For the records that follow, give the number of lines in which the word "CLIGHT" occurs, with nothing added.

> **Materials provided**
____

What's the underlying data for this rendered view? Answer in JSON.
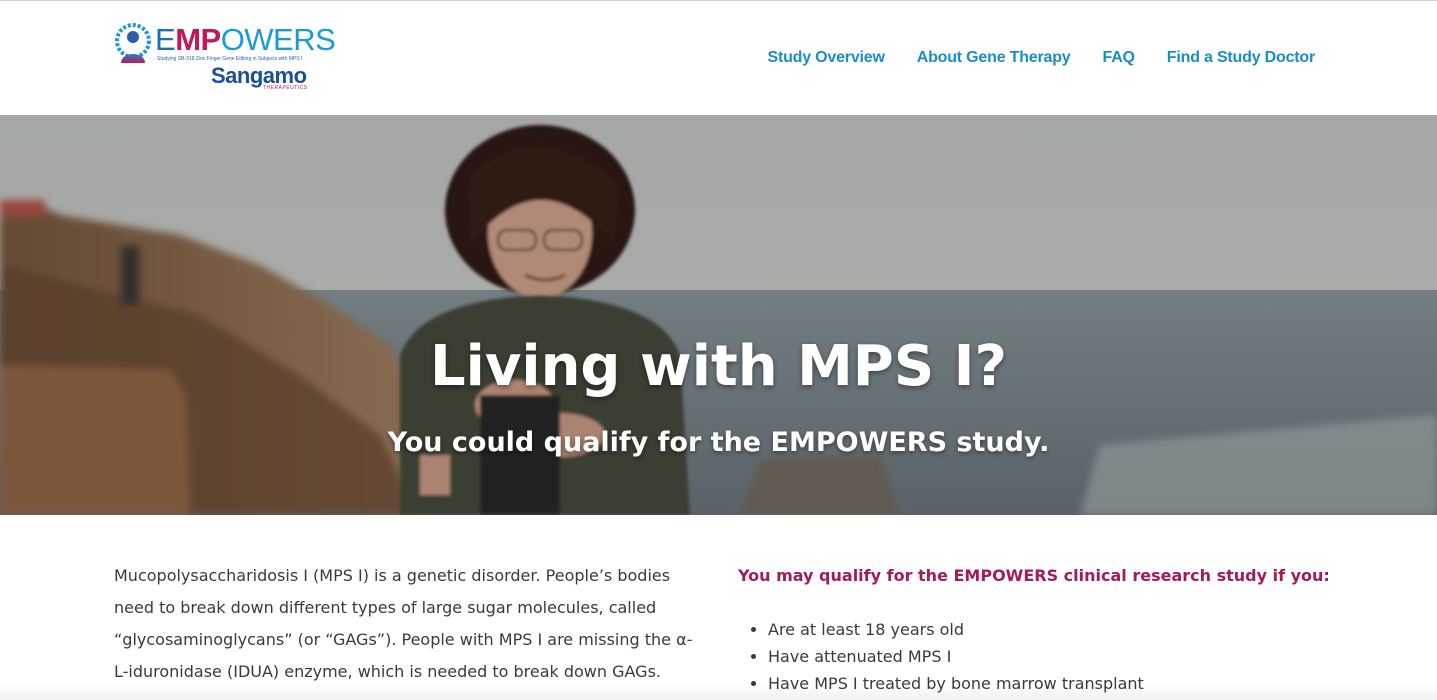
{
  "logo": {
    "word_e": "E",
    "word_mp": "MP",
    "word_rest": "OWERS",
    "tagline": "Studying SB-318 Zinc Finger Gene Editing in Subjects with MPS I",
    "company": "Sangamo",
    "company_sub": "THERAPEUTICS",
    "emblem_icon": "person-gear-emblem-icon"
  },
  "nav": {
    "items": [
      {
        "label": "Study Overview"
      },
      {
        "label": "About Gene Therapy"
      },
      {
        "label": "FAQ"
      },
      {
        "label": "Find a Study Doctor"
      }
    ]
  },
  "hero": {
    "title": "Living with MPS I?",
    "subtitle": "You could qualify for the EMPOWERS study.",
    "image_icon": "woman-by-sea-photo"
  },
  "intro": {
    "text": "Mucopolysaccharidosis I (MPS I) is a genetic disorder. People’s bodies need to break down different types of large sugar molecules, called “glycosaminoglycans” (or “GAGs”). People with MPS I are missing the α-L-iduronidase (IDUA) enzyme, which is needed to break down GAGs."
  },
  "qualify": {
    "heading": "You may qualify for the EMPOWERS clinical research study if you:",
    "criteria": [
      "Are at least 18 years old",
      "Have attenuated MPS I",
      "Have MPS I treated by bone marrow transplant"
    ]
  },
  "colors": {
    "nav": "#1a8dc7",
    "accent_magenta": "#a51a5a",
    "brand_blue": "#1a4f9c"
  }
}
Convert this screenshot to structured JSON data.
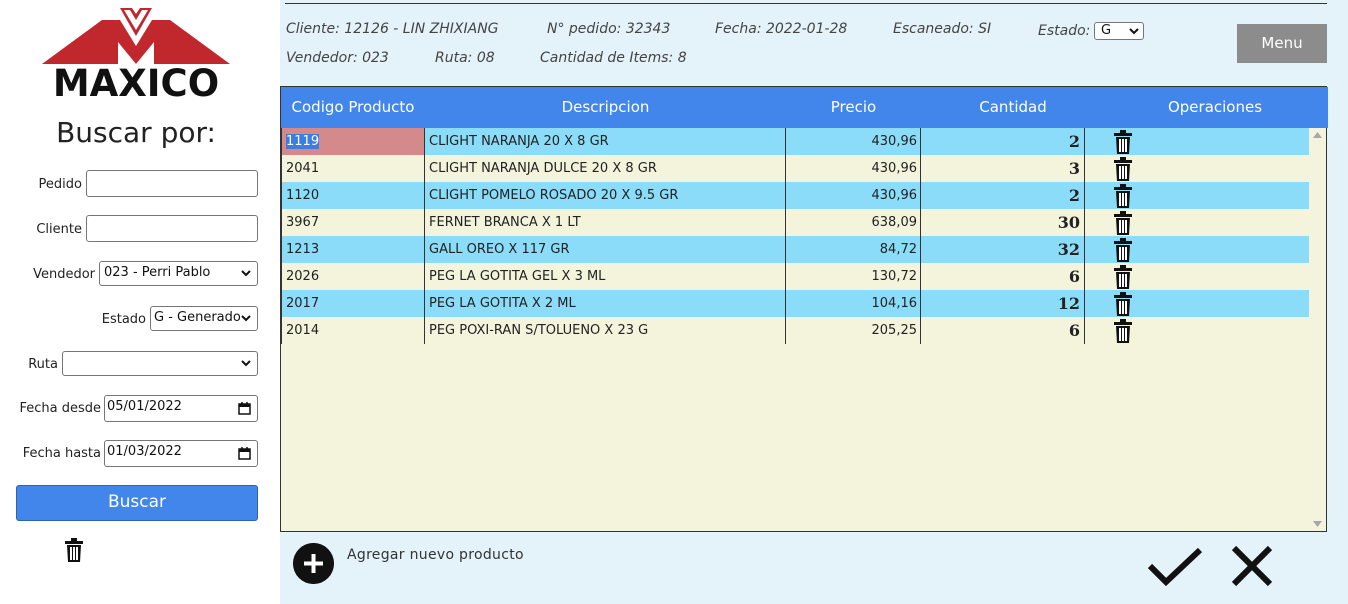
{
  "sidebar": {
    "logo_text": "MAXICO",
    "search_title": "Buscar por:",
    "fields": {
      "pedido_label": "Pedido",
      "pedido_value": "",
      "cliente_label": "Cliente",
      "cliente_value": "",
      "vendedor_label": "Vendedor",
      "vendedor_value": "023 - Perri Pablo",
      "estado_label": "Estado",
      "estado_value": "G - Generado",
      "ruta_label": "Ruta",
      "ruta_value": "",
      "fecha_desde_label": "Fecha desde",
      "fecha_desde_value": "05/01/2022",
      "fecha_hasta_label": "Fecha hasta",
      "fecha_hasta_value": "01/03/2022"
    },
    "search_button": "Buscar"
  },
  "header": {
    "cliente": "Cliente: 12126 - LIN ZHIXIANG",
    "pedido": "N° pedido: 32343",
    "fecha": "Fecha: 2022-01-28",
    "escaneado": "Escaneado: SI",
    "estado_label": "Estado:",
    "estado_value": "G",
    "vendedor": "Vendedor: 023",
    "ruta": "Ruta: 08",
    "cantidad_items": "Cantidad de Items: 8",
    "menu_button": "Menu"
  },
  "table": {
    "columns": [
      "Codigo Producto",
      "Descripcion",
      "Precio",
      "Cantidad",
      "Operaciones"
    ],
    "rows": [
      {
        "code": "1119",
        "desc": "CLIGHT NARANJA 20 X 8 GR",
        "price": "430,96",
        "qty": "2"
      },
      {
        "code": "2041",
        "desc": "CLIGHT NARANJA DULCE 20 X 8 GR",
        "price": "430,96",
        "qty": "3"
      },
      {
        "code": "1120",
        "desc": "CLIGHT POMELO ROSADO 20 X 9.5 GR",
        "price": "430,96",
        "qty": "2"
      },
      {
        "code": "3967",
        "desc": "FERNET BRANCA X 1 LT",
        "price": "638,09",
        "qty": "30"
      },
      {
        "code": "1213",
        "desc": "GALL OREO X 117 GR",
        "price": "84,72",
        "qty": "32"
      },
      {
        "code": "2026",
        "desc": "PEG LA GOTITA GEL X 3 ML",
        "price": "130,72",
        "qty": "6"
      },
      {
        "code": "2017",
        "desc": "PEG LA GOTITA X 2 ML",
        "price": "104,16",
        "qty": "12"
      },
      {
        "code": "2014",
        "desc": "PEG POXI-RAN S/TOLUENO X 23 G",
        "price": "205,25",
        "qty": "6"
      }
    ]
  },
  "footer": {
    "add_label": "Agregar nuevo producto"
  },
  "colors": {
    "accent": "#4286ec",
    "row_blue": "#8bdcf8",
    "row_cream": "#f4f4dd",
    "selected_cell": "#d48a8a",
    "logo_red": "#c0282d"
  },
  "icons": [
    "trash-icon",
    "add-icon",
    "check-icon",
    "close-icon",
    "calendar-icon",
    "chevron-down-icon"
  ]
}
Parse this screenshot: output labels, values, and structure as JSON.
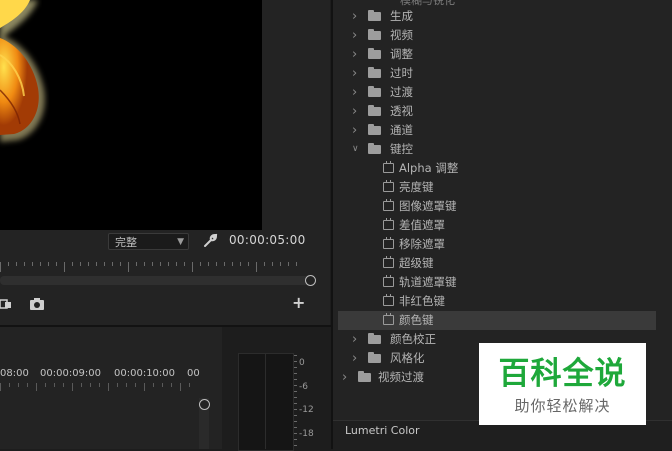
{
  "monitor": {
    "quality": "完整",
    "timecode": "00:00:05:00",
    "add_label": "+"
  },
  "timeline": {
    "times": [
      "08:00",
      "00:00:09:00",
      "00:00:10:00",
      "00"
    ]
  },
  "meter": {
    "db_labels": [
      "0",
      "-6",
      "-12",
      "-18"
    ]
  },
  "effects": {
    "cut_label": "模糊与锐化",
    "items": [
      {
        "label": "生成",
        "type": "folder"
      },
      {
        "label": "视频",
        "type": "folder"
      },
      {
        "label": "调整",
        "type": "folder"
      },
      {
        "label": "过时",
        "type": "folder"
      },
      {
        "label": "过渡",
        "type": "folder"
      },
      {
        "label": "透视",
        "type": "folder"
      },
      {
        "label": "通道",
        "type": "folder"
      },
      {
        "label": "键控",
        "type": "folder-open"
      },
      {
        "label": "Alpha 调整",
        "type": "effect"
      },
      {
        "label": "亮度键",
        "type": "effect"
      },
      {
        "label": "图像遮罩键",
        "type": "effect"
      },
      {
        "label": "差值遮罩",
        "type": "effect"
      },
      {
        "label": "移除遮罩",
        "type": "effect"
      },
      {
        "label": "超级键",
        "type": "effect"
      },
      {
        "label": "轨道遮罩键",
        "type": "effect"
      },
      {
        "label": "非红色键",
        "type": "effect"
      },
      {
        "label": "颜色键",
        "type": "effect",
        "selected": true
      },
      {
        "label": "颜色校正",
        "type": "folder"
      },
      {
        "label": "风格化",
        "type": "folder"
      },
      {
        "label": "视频过渡",
        "type": "folder-root"
      }
    ],
    "lumetri_label": "Lumetri Color"
  },
  "watermark": {
    "title": "百科全说",
    "subtitle": "助你轻松解决"
  },
  "colors": {
    "accent_green": "#1ea83a",
    "selected_row": "#3a3a3a"
  }
}
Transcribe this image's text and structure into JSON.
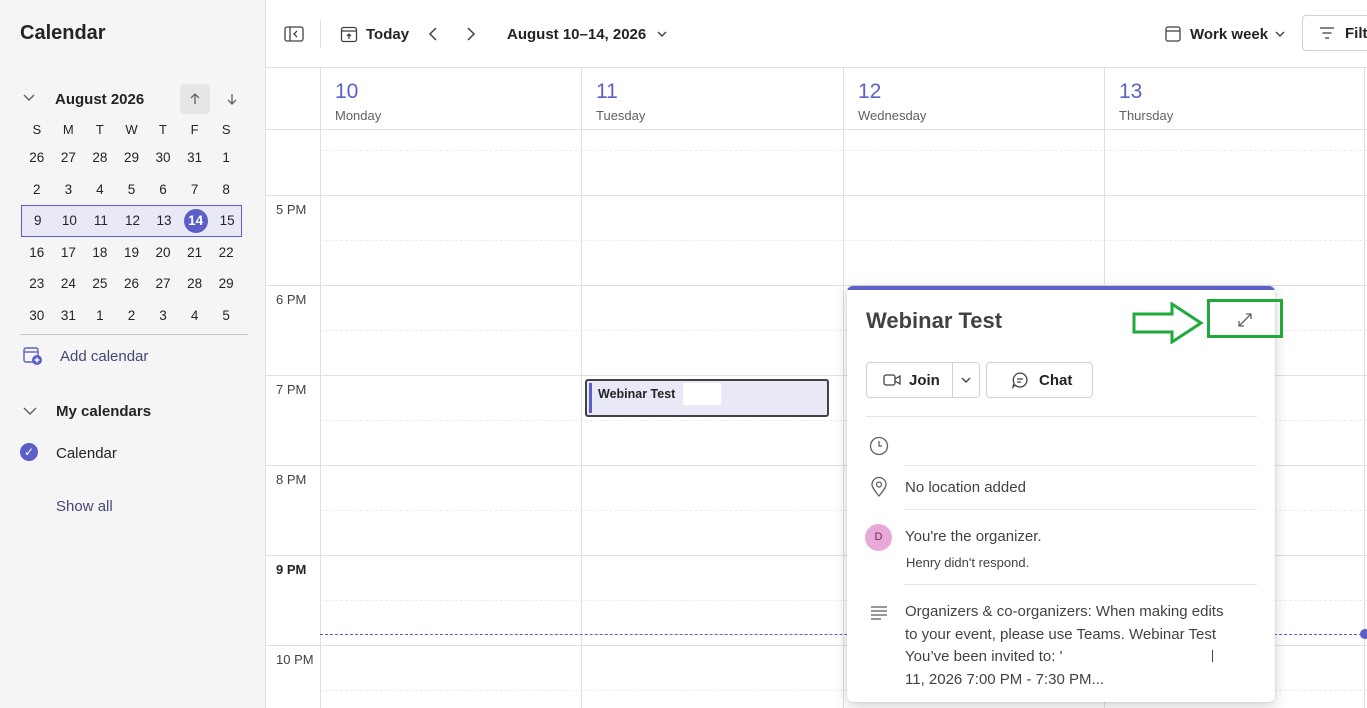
{
  "app": {
    "title": "Calendar"
  },
  "mini_calendar": {
    "month_label": "August 2026",
    "weekdays": [
      "S",
      "M",
      "T",
      "W",
      "T",
      "F",
      "S"
    ],
    "weeks": [
      [
        "26",
        "27",
        "28",
        "29",
        "30",
        "31",
        "1"
      ],
      [
        "2",
        "3",
        "4",
        "5",
        "6",
        "7",
        "8"
      ],
      [
        "9",
        "10",
        "11",
        "12",
        "13",
        "14",
        "15"
      ],
      [
        "16",
        "17",
        "18",
        "19",
        "20",
        "21",
        "22"
      ],
      [
        "23",
        "24",
        "25",
        "26",
        "27",
        "28",
        "29"
      ],
      [
        "30",
        "31",
        "1",
        "2",
        "3",
        "4",
        "5"
      ]
    ],
    "today": "14",
    "selected_week_index": 2
  },
  "sidebar": {
    "add_calendar": "Add calendar",
    "my_calendars": "My calendars",
    "calendar_item": "Calendar",
    "show_all": "Show all"
  },
  "toolbar": {
    "today": "Today",
    "date_range": "August 10–14, 2026",
    "view": "Work week",
    "filter": "Filt"
  },
  "days": [
    {
      "num": "10",
      "name": "Monday"
    },
    {
      "num": "11",
      "name": "Tuesday"
    },
    {
      "num": "12",
      "name": "Wednesday"
    },
    {
      "num": "13",
      "name": "Thursday"
    }
  ],
  "time_labels": [
    "5 PM",
    "6 PM",
    "7 PM",
    "8 PM",
    "9 PM",
    "10 PM"
  ],
  "current_hour_label": "9 PM",
  "event": {
    "title": "Webinar Test"
  },
  "popup": {
    "title": "Webinar Test",
    "join": "Join",
    "chat": "Chat",
    "location": "No location added",
    "organizer": "You're the organizer.",
    "response": "Henry didn't respond.",
    "avatar_initial": "D",
    "description_lines": [
      "Organizers & co-organizers: When making edits",
      "to your event, please use Teams. Webinar Test",
      "You’ve been invited to: '",
      "11, 2026 7:00 PM - 7:30 PM..."
    ]
  },
  "colors": {
    "accent": "#5b5fc7",
    "annotation": "#1faa3a",
    "avatar": "#e8a8d8"
  }
}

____

> **Output of the task**
3